Figure 5. Example of roof system with dormer created with valley set frames.TPI 1 Section and require the connection information to be included on the TDD. Standard industry details for this application are typically available and should be referenced on appropriate TDD(s) and the TPD(s), if provided, to help direct the contractor to this important information. Standard industry details should be included within the truss submittal package to satisfy TPI 1 and building code requirements. (See Figure 5 on page 30.)


TPI 1 defines a truss submittal package and identifies specific relevant truss items that should be provided within the package. Each package typically contains numerous 8½ x 11 sheets that encompass each truss design drawing for a project. The truss industry expects building designers and contractors to read each drawing, grasp the method and information communicated, and effectively integrate or reconcile small font notes to ensure truss structural or performance integrity. This expectation must be met while coordinating trades, maintaining a project schedule, interacting with product suppliers, and complying with code-related issues. Accomplishing all tasks successfully is difficult at best. In light of the fragmented aspects of a construction project that are generally created through the deferred submittal process, the truss industry can take the lead to improve the quality of truss construction through better communication. 

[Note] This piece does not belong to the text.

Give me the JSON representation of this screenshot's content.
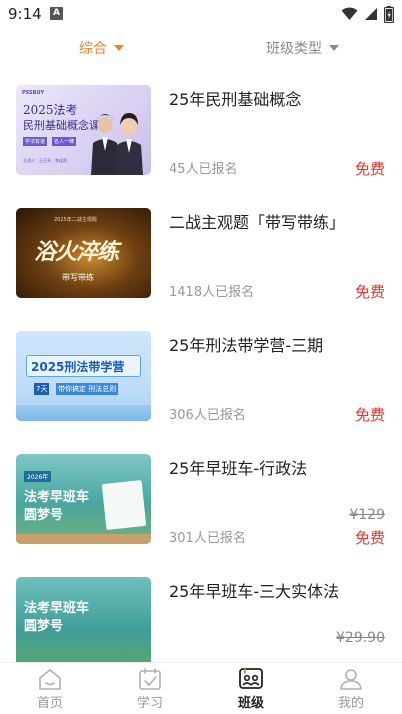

This may require a paradigm shift in the method that critical items are presented to code officials, building designers, and contractors. This article begins the process—featuring truss-to-truss connections and truss field assembly requirements that are sometimes incomplete or missing in the building design and construction process. Each truss-to-truss connection must be designed and each warning and/or caution note highlighted for a truss submittal package to be truly complete. Providing this information and making sure it is effectively communicated to the contractor and building designer can only help to improve the quality of truss construction and minimize downstream construction defects. It is in everyone’s interest to implement communication best practices because, if done well, it is guaranteed to lessen downstream issues.

Scott Coffman has over 30 years in the wood truss and component industry and is a past committee member of TPI 1. He is currently employed by Construction Science and Engineering as a forensic engineer specializing in construction defects. Jim Vogt is SBCA’s Director of Technical Services and has over 25 years of experience in the industry.

*All references to ANSI/TPI 1-2007.